[Stored data]
* * * * * * * * *

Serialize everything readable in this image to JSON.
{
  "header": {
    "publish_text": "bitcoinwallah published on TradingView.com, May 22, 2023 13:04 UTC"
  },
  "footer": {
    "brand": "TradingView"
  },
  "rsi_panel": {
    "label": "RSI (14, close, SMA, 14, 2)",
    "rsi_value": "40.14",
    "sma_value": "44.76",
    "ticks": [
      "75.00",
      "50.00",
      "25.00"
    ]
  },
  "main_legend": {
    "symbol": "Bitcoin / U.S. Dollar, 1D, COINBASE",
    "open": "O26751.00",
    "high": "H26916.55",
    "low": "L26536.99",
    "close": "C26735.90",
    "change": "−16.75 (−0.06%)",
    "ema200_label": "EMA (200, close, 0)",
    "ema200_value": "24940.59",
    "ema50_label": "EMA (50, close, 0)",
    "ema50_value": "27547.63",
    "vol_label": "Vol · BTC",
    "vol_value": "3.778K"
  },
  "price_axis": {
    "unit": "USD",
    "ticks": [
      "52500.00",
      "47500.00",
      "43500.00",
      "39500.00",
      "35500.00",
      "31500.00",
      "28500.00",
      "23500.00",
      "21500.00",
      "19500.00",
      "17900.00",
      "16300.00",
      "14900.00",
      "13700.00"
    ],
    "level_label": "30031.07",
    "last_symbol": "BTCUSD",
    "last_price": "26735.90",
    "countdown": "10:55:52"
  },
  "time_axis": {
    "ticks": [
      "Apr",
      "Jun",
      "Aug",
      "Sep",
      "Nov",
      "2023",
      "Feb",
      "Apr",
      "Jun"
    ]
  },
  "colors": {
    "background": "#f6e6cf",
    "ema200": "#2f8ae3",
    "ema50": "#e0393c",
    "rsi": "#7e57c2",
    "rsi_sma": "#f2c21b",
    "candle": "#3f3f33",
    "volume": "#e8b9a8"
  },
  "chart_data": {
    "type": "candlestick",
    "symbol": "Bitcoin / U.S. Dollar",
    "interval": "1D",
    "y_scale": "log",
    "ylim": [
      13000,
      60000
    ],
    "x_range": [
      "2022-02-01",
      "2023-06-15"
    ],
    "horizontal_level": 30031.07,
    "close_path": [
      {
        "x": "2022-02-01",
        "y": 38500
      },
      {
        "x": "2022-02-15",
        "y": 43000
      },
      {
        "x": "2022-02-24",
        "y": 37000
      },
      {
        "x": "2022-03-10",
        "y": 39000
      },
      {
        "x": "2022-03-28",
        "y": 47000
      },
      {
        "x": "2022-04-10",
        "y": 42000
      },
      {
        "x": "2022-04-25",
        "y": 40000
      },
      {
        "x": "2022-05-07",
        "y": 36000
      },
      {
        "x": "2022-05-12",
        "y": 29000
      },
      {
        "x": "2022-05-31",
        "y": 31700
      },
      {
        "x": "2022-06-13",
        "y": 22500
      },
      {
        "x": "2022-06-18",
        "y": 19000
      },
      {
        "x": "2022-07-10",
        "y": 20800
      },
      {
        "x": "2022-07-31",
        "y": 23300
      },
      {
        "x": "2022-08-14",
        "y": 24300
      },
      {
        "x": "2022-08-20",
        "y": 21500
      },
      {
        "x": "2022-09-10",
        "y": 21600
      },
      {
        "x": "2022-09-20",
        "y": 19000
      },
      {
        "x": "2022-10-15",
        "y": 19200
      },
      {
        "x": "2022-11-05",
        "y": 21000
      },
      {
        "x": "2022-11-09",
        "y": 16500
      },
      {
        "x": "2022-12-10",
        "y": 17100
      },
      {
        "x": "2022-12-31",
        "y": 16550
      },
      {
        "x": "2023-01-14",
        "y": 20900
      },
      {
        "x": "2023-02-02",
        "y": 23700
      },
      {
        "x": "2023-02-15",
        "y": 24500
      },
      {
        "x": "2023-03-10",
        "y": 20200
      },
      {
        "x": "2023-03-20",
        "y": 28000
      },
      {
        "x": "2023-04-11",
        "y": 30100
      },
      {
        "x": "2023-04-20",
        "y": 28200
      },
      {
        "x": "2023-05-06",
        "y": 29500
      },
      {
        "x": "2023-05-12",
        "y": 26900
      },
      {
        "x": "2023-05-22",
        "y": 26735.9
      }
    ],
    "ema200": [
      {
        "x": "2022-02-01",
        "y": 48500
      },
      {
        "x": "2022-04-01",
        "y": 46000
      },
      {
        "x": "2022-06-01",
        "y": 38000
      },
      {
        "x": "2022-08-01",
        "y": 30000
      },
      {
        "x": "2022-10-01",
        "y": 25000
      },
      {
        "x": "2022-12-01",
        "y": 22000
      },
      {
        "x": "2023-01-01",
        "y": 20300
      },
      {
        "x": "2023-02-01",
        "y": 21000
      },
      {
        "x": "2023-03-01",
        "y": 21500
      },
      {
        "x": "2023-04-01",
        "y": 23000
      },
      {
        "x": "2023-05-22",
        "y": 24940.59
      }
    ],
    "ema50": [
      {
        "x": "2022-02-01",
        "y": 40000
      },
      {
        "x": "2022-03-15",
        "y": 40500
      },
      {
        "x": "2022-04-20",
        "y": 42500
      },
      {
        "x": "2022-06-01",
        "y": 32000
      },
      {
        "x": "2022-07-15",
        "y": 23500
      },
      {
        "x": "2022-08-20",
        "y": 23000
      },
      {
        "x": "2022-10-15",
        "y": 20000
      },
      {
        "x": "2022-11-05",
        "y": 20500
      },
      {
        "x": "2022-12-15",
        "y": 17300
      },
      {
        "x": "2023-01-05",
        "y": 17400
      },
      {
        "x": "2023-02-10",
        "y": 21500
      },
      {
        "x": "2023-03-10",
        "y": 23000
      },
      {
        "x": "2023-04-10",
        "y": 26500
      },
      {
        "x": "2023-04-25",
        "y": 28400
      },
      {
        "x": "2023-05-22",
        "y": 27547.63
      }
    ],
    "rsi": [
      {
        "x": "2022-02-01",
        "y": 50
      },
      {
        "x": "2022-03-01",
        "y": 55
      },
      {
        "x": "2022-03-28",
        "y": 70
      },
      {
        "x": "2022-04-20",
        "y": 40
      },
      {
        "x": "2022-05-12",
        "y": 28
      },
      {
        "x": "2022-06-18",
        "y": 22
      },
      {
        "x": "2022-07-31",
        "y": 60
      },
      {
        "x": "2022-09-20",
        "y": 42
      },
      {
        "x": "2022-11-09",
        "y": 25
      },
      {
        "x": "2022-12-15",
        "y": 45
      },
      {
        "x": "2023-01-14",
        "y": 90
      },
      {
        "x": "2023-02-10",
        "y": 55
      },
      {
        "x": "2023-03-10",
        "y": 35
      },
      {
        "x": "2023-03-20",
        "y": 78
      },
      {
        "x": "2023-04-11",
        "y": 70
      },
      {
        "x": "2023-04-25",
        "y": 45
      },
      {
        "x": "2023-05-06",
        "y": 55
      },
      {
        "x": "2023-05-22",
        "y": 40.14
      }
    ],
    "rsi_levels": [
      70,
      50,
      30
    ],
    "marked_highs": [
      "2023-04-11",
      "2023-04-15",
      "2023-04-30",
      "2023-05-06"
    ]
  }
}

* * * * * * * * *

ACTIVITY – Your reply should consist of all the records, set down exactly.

SOLUTION –
Serialize everything readable in this image to JSON.
{
  "header": {
    "publish_text": "bitcoinwallah published on TradingView.com, May 22, 2023 13:04 UTC"
  },
  "footer": {
    "brand": "TradingView"
  },
  "rsi_panel": {
    "label": "RSI (14, close, SMA, 14, 2)",
    "rsi_value": "40.14",
    "sma_value": "44.76",
    "ticks": [
      "75.00",
      "50.00",
      "25.00"
    ]
  },
  "main_legend": {
    "symbol": "Bitcoin / U.S. Dollar, 1D, COINBASE",
    "open": "O26751.00",
    "high": "H26916.55",
    "low": "L26536.99",
    "close": "C26735.90",
    "change": "−16.75 (−0.06%)",
    "ema200_label": "EMA (200, close, 0)",
    "ema200_value": "24940.59",
    "ema50_label": "EMA (50, close, 0)",
    "ema50_value": "27547.63",
    "vol_label": "Vol · BTC",
    "vol_value": "3.778K"
  },
  "price_axis": {
    "unit": "USD",
    "ticks": [
      "52500.00",
      "47500.00",
      "43500.00",
      "39500.00",
      "35500.00",
      "31500.00",
      "28500.00",
      "23500.00",
      "21500.00",
      "19500.00",
      "17900.00",
      "16300.00",
      "14900.00",
      "13700.00"
    ],
    "level_label": "30031.07",
    "last_symbol": "BTCUSD",
    "last_price": "26735.90",
    "countdown": "10:55:52"
  },
  "time_axis": {
    "ticks": [
      "Apr",
      "Jun",
      "Aug",
      "Sep",
      "Nov",
      "2023",
      "Feb",
      "Apr",
      "Jun"
    ]
  },
  "colors": {
    "background": "#f6e6cf",
    "ema200": "#2f8ae3",
    "ema50": "#e0393c",
    "rsi": "#7e57c2",
    "rsi_sma": "#f2c21b",
    "candle": "#3f3f33",
    "volume": "#e8b9a8"
  },
  "chart_data": {
    "type": "candlestick",
    "symbol": "Bitcoin / U.S. Dollar",
    "interval": "1D",
    "y_scale": "log",
    "ylim": [
      13000,
      60000
    ],
    "x_range": [
      "2022-02-01",
      "2023-06-15"
    ],
    "horizontal_level": 30031.07,
    "close_path": [
      {
        "x": "2022-02-01",
        "y": 38500
      },
      {
        "x": "2022-02-15",
        "y": 43000
      },
      {
        "x": "2022-02-24",
        "y": 37000
      },
      {
        "x": "2022-03-10",
        "y": 39000
      },
      {
        "x": "2022-03-28",
        "y": 47000
      },
      {
        "x": "2022-04-10",
        "y": 42000
      },
      {
        "x": "2022-04-25",
        "y": 40000
      },
      {
        "x": "2022-05-07",
        "y": 36000
      },
      {
        "x": "2022-05-12",
        "y": 29000
      },
      {
        "x": "2022-05-31",
        "y": 31700
      },
      {
        "x": "2022-06-13",
        "y": 22500
      },
      {
        "x": "2022-06-18",
        "y": 19000
      },
      {
        "x": "2022-07-10",
        "y": 20800
      },
      {
        "x": "2022-07-31",
        "y": 23300
      },
      {
        "x": "2022-08-14",
        "y": 24300
      },
      {
        "x": "2022-08-20",
        "y": 21500
      },
      {
        "x": "2022-09-10",
        "y": 21600
      },
      {
        "x": "2022-09-20",
        "y": 19000
      },
      {
        "x": "2022-10-15",
        "y": 19200
      },
      {
        "x": "2022-11-05",
        "y": 21000
      },
      {
        "x": "2022-11-09",
        "y": 16500
      },
      {
        "x": "2022-12-10",
        "y": 17100
      },
      {
        "x": "2022-12-31",
        "y": 16550
      },
      {
        "x": "2023-01-14",
        "y": 20900
      },
      {
        "x": "2023-02-02",
        "y": 23700
      },
      {
        "x": "2023-02-15",
        "y": 24500
      },
      {
        "x": "2023-03-10",
        "y": 20200
      },
      {
        "x": "2023-03-20",
        "y": 28000
      },
      {
        "x": "2023-04-11",
        "y": 30100
      },
      {
        "x": "2023-04-20",
        "y": 28200
      },
      {
        "x": "2023-05-06",
        "y": 29500
      },
      {
        "x": "2023-05-12",
        "y": 26900
      },
      {
        "x": "2023-05-22",
        "y": 26735.9
      }
    ],
    "ema200": [
      {
        "x": "2022-02-01",
        "y": 48500
      },
      {
        "x": "2022-04-01",
        "y": 46000
      },
      {
        "x": "2022-06-01",
        "y": 38000
      },
      {
        "x": "2022-08-01",
        "y": 30000
      },
      {
        "x": "2022-10-01",
        "y": 25000
      },
      {
        "x": "2022-12-01",
        "y": 22000
      },
      {
        "x": "2023-01-01",
        "y": 20300
      },
      {
        "x": "2023-02-01",
        "y": 21000
      },
      {
        "x": "2023-03-01",
        "y": 21500
      },
      {
        "x": "2023-04-01",
        "y": 23000
      },
      {
        "x": "2023-05-22",
        "y": 24940.59
      }
    ],
    "ema50": [
      {
        "x": "2022-02-01",
        "y": 40000
      },
      {
        "x": "2022-03-15",
        "y": 40500
      },
      {
        "x": "2022-04-20",
        "y": 42500
      },
      {
        "x": "2022-06-01",
        "y": 32000
      },
      {
        "x": "2022-07-15",
        "y": 23500
      },
      {
        "x": "2022-08-20",
        "y": 23000
      },
      {
        "x": "2022-10-15",
        "y": 20000
      },
      {
        "x": "2022-11-05",
        "y": 20500
      },
      {
        "x": "2022-12-15",
        "y": 17300
      },
      {
        "x": "2023-01-05",
        "y": 17400
      },
      {
        "x": "2023-02-10",
        "y": 21500
      },
      {
        "x": "2023-03-10",
        "y": 23000
      },
      {
        "x": "2023-04-10",
        "y": 26500
      },
      {
        "x": "2023-04-25",
        "y": 28400
      },
      {
        "x": "2023-05-22",
        "y": 27547.63
      }
    ],
    "rsi": [
      {
        "x": "2022-02-01",
        "y": 50
      },
      {
        "x": "2022-03-01",
        "y": 55
      },
      {
        "x": "2022-03-28",
        "y": 70
      },
      {
        "x": "2022-04-20",
        "y": 40
      },
      {
        "x": "2022-05-12",
        "y": 28
      },
      {
        "x": "2022-06-18",
        "y": 22
      },
      {
        "x": "2022-07-31",
        "y": 60
      },
      {
        "x": "2022-09-20",
        "y": 42
      },
      {
        "x": "2022-11-09",
        "y": 25
      },
      {
        "x": "2022-12-15",
        "y": 45
      },
      {
        "x": "2023-01-14",
        "y": 90
      },
      {
        "x": "2023-02-10",
        "y": 55
      },
      {
        "x": "2023-03-10",
        "y": 35
      },
      {
        "x": "2023-03-20",
        "y": 78
      },
      {
        "x": "2023-04-11",
        "y": 70
      },
      {
        "x": "2023-04-25",
        "y": 45
      },
      {
        "x": "2023-05-06",
        "y": 55
      },
      {
        "x": "2023-05-22",
        "y": 40.14
      }
    ],
    "rsi_levels": [
      70,
      50,
      30
    ],
    "marked_highs": [
      "2023-04-11",
      "2023-04-15",
      "2023-04-30",
      "2023-05-06"
    ]
  }
}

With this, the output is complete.